I watch him wander into the tangled garden of his imagination and take corners I can’t see. I tiptoe to the edge and consider joining him there. Does he need the company of others, of playmates, of me? My only child turns away and blazes a trail alone among his hedgerows. Is it labyrinth or maze? He is not reluctant to find his own way in. I wonder what, if anything, compels him to follow the thread back out again.
 
Bug's Drawing of a Flower and a Watering Can
 
Returning home at the end of day, we trip our way to bed after fighting over dishes, teeth, bath. It is time to surrender to routine. Both of us need to waltz our way back to a rocking gait that smooths the friction at the edges where we meet. Three books. Three songs. Every night for six years.
 
He has a fairy blanket on the bed. It is the last vestige.
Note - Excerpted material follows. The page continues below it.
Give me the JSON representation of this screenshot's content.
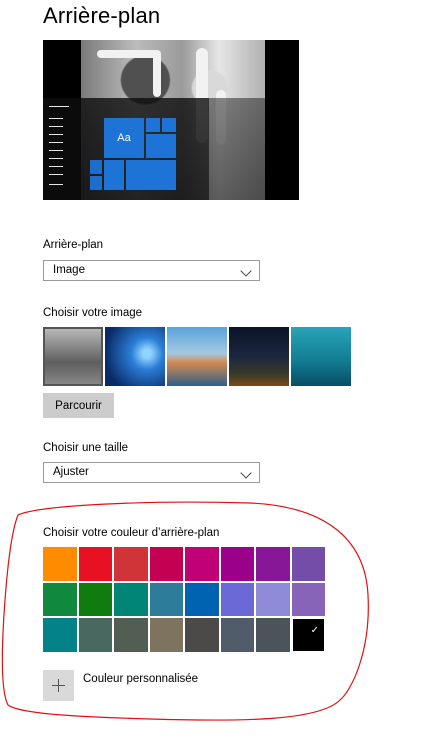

He keeps it close even in the August swelter. With Tinkerbell bunched at our feet, we read Zen Shorts for the 400th time.
 
“Mommy, why is this book called that?”
 
“Well, the three stories Stillwater tells all come from Zen. And they’re all short.”
 
“What’s Zen?”
 
Oh geez. 
 
I guess it’s a way of living. It’s very old. Thousands of years, maybe? It has to do with making quiet places inside your mind and body.”
 
He twists away from me. Restless, ever moving. He is all proboscis and fire ant. A cement mixer. A quicksand man. I have had to learn to test my footing before every step. “You know how we talk about breathing when you’re wound up? Or when I heat up? Zen is about getting still. Like Stillwater in the book. Then you can accept things without needing them to be different.”
 
Zen Cliff’s Notes. Am I close? He’s humming and tapping his fingers in a pattern along the wall. I touch the edge of his leg just enough to make contact but not enough to capture his attention and raise his inevitable ire. “Even when there’s craziness all around you, even if a robber comes into your house or people say mean things, you stay peaceful inside yourself.”
 
“Yeah, yeah. Okay, okay.”
 
“It’s not just for kids,” I tell him. “Here.” I get up and go find the book of Zen poems a friend gave me back when time to play with meditation was there for the taking. Or rather, when we chose to see abundance in a clock face rather than just its pinching glare.
 
I open to Ryokan.
 

Here are the ruins of the cottage where I once hid myself.

 
“Okay, whatever. That’s enough,” he tells me. The gold ribbon marking the page hides down in the spine. He pulls it away and trails it down over the back. “Now you’ve lost your place,” he tells me.
 
“Good,” I say. “I was hoping for that. Now I can start at the next place.” I leave the ribbon free and close the cover. The cottage is far behind me. I am alone on my unmarked path but also tangled at the root with a boy whose opening is his own to burn or tend.
 
“Are you mad?” His grin crouches in the dry weeds. His eyes cut a path to me. He is ready to pounce.
 
“No, baby. I’m nowhere close to mad. I’m happy to be here with you, exactly like this.” I set the poems on the floor and open my voice for the first song.